TASK PROMPT –
Repeat the listing in full, word for word.

TASK INPUT –
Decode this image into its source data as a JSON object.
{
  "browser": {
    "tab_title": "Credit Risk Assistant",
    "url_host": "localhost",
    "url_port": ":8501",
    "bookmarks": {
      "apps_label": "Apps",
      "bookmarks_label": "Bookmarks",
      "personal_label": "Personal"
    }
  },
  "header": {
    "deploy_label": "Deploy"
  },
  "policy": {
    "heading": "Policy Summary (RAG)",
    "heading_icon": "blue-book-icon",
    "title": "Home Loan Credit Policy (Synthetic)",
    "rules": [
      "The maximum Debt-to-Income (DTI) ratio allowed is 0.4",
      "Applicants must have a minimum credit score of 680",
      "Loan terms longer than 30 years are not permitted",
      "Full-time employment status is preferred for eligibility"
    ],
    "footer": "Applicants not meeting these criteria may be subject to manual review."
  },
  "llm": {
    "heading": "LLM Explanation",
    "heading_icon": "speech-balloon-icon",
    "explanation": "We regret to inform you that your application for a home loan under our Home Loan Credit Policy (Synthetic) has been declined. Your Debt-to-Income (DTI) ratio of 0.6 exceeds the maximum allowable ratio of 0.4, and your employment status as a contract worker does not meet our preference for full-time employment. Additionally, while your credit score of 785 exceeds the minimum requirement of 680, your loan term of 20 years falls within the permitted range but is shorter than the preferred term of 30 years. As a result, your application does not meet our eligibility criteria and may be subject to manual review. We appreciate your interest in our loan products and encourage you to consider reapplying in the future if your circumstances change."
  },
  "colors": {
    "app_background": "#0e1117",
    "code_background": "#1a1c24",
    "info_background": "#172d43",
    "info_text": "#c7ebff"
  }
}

ANSWER BOX –
Decode this image into its source data as a JSON object.
{
  "browser": {
    "tab_title": "Credit Risk Assistant",
    "url_host": "localhost",
    "url_port": ":8501",
    "bookmarks": {
      "apps_label": "Apps",
      "bookmarks_label": "Bookmarks",
      "personal_label": "Personal"
    }
  },
  "header": {
    "deploy_label": "Deploy"
  },
  "policy": {
    "heading": "Policy Summary (RAG)",
    "heading_icon": "blue-book-icon",
    "title": "Home Loan Credit Policy (Synthetic)",
    "rules": [
      "The maximum Debt-to-Income (DTI) ratio allowed is 0.4",
      "Applicants must have a minimum credit score of 680",
      "Loan terms longer than 30 years are not permitted",
      "Full-time employment status is preferred for eligibility"
    ],
    "footer": "Applicants not meeting these criteria may be subject to manual review."
  },
  "llm": {
    "heading": "LLM Explanation",
    "heading_icon": "speech-balloon-icon",
    "explanation": "We regret to inform you that your application for a home loan under our Home Loan Credit Policy (Synthetic) has been declined. Your Debt-to-Income (DTI) ratio of 0.6 exceeds the maximum allowable ratio of 0.4, and your employment status as a contract worker does not meet our preference for full-time employment. Additionally, while your credit score of 785 exceeds the minimum requirement of 680, your loan term of 20 years falls within the permitted range but is shorter than the preferred term of 30 years. As a result, your application does not meet our eligibility criteria and may be subject to manual review. We appreciate your interest in our loan products and encourage you to consider reapplying in the future if your circumstances change."
  },
  "colors": {
    "app_background": "#0e1117",
    "code_background": "#1a1c24",
    "info_background": "#172d43",
    "info_text": "#c7ebff"
  }
}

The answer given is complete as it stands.